Input data

· · ·

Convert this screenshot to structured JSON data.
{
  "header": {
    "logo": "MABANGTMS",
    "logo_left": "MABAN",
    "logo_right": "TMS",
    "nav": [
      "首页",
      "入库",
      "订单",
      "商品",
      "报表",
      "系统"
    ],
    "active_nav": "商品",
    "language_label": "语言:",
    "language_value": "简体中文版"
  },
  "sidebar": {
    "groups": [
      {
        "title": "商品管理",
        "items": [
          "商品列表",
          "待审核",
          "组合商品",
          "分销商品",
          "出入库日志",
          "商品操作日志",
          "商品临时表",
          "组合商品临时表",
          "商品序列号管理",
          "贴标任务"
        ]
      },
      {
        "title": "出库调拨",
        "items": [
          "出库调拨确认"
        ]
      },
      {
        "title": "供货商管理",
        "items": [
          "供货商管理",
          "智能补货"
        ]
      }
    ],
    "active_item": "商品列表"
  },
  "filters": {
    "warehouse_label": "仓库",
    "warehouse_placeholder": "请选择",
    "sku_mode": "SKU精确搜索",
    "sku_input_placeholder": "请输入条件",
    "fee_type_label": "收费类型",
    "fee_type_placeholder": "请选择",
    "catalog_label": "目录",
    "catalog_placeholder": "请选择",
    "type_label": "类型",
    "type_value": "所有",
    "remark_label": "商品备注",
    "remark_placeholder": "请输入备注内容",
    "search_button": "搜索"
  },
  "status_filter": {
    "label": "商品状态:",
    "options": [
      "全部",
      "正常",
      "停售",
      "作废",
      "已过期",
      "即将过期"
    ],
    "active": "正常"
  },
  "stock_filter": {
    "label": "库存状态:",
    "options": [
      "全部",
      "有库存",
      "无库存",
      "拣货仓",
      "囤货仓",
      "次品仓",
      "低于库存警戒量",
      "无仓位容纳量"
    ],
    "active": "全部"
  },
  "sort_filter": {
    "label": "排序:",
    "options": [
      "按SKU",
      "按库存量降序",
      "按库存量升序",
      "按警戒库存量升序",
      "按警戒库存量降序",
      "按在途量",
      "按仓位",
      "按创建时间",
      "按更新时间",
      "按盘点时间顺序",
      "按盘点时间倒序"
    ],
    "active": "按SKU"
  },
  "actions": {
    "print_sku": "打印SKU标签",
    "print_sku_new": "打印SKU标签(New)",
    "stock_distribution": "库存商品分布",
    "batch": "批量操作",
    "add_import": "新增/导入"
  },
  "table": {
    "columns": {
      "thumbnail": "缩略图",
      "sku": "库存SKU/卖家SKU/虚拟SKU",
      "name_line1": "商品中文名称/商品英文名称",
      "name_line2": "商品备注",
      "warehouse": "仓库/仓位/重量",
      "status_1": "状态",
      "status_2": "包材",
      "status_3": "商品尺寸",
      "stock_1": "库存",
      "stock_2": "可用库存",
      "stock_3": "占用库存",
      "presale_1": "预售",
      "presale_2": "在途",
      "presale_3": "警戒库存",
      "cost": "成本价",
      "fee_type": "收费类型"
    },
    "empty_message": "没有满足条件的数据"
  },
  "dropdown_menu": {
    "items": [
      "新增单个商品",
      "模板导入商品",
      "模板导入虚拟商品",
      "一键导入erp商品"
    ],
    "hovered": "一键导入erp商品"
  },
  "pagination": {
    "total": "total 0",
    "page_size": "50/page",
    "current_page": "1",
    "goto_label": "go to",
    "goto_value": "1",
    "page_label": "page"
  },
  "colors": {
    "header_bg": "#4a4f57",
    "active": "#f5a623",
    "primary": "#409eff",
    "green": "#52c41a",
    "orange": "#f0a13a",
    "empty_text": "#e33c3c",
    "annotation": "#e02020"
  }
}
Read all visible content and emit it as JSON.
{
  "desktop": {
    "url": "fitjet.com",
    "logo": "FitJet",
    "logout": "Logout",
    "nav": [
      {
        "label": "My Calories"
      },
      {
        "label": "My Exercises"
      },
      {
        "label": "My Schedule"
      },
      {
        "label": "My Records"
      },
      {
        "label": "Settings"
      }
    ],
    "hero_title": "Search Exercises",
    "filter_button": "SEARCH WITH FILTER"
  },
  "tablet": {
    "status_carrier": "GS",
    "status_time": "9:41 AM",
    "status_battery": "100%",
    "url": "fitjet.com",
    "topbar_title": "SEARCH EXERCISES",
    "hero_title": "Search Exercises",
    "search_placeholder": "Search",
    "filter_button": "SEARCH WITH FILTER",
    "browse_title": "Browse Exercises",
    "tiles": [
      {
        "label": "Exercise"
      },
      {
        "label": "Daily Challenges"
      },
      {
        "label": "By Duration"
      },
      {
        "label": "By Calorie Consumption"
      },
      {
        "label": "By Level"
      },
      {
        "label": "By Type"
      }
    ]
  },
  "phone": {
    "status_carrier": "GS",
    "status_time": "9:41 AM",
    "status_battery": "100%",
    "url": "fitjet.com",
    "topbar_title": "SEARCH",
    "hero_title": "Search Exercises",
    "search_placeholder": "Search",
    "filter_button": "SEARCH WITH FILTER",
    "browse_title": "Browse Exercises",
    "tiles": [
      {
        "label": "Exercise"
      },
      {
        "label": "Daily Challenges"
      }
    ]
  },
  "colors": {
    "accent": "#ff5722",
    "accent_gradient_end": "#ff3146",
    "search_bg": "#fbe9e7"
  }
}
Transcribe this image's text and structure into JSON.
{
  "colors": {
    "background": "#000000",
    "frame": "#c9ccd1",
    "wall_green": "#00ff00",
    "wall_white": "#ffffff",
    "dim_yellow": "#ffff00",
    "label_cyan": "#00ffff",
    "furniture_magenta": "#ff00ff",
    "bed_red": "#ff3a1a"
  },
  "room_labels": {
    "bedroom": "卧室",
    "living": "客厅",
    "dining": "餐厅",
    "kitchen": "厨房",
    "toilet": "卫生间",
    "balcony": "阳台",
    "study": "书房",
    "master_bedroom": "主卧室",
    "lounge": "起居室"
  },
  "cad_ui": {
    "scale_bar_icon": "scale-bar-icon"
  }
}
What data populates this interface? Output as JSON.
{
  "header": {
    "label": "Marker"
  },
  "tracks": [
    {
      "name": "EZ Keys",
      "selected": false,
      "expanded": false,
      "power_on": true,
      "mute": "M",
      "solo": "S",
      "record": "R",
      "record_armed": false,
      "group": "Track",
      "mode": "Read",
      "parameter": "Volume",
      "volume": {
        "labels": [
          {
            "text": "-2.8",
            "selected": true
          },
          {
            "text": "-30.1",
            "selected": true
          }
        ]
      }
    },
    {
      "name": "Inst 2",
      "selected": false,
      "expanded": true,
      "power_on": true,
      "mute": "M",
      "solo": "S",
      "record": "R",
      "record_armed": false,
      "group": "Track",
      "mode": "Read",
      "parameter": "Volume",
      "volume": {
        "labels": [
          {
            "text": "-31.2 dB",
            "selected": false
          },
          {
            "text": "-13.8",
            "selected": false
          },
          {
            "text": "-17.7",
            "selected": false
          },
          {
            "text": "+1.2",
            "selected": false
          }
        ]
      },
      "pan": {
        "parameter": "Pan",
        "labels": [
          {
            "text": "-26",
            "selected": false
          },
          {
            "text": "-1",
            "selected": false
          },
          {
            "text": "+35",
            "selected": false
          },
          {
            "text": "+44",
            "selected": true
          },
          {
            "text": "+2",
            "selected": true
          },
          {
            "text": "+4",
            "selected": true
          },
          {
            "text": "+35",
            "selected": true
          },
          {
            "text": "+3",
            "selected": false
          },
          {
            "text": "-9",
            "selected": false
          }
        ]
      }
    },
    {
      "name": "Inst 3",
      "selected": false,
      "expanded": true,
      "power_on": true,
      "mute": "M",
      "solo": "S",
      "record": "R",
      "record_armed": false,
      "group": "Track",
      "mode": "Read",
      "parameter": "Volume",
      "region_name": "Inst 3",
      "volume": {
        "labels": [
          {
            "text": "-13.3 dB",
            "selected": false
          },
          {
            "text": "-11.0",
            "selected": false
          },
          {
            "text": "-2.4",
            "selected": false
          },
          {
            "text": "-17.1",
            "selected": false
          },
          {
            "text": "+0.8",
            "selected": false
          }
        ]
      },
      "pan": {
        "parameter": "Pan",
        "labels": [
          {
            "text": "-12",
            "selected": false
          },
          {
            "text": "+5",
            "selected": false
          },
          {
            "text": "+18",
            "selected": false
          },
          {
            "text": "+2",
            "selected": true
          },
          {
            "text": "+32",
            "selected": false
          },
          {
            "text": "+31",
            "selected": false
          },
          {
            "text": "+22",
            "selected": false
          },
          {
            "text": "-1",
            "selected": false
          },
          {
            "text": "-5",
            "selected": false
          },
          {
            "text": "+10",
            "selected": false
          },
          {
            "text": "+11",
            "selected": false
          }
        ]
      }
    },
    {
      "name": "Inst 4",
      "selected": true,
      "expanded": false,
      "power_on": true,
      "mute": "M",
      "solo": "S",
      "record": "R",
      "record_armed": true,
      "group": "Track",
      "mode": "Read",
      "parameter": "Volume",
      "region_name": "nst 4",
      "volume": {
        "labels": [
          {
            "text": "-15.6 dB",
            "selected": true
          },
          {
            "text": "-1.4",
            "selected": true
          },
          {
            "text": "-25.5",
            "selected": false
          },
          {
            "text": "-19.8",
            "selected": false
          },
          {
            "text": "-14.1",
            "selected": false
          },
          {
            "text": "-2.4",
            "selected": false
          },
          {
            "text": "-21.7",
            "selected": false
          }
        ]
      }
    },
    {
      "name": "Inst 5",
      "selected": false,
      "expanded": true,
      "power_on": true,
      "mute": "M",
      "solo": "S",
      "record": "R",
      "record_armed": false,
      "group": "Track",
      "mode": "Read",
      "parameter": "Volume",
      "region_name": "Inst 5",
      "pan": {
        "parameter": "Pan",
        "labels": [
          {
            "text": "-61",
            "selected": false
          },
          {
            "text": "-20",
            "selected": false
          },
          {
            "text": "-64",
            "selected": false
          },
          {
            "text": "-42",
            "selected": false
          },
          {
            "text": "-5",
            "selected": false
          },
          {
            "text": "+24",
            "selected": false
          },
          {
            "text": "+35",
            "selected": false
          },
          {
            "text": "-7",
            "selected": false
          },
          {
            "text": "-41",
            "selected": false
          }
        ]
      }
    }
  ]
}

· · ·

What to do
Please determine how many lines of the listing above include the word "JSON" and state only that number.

Answer to this problem
4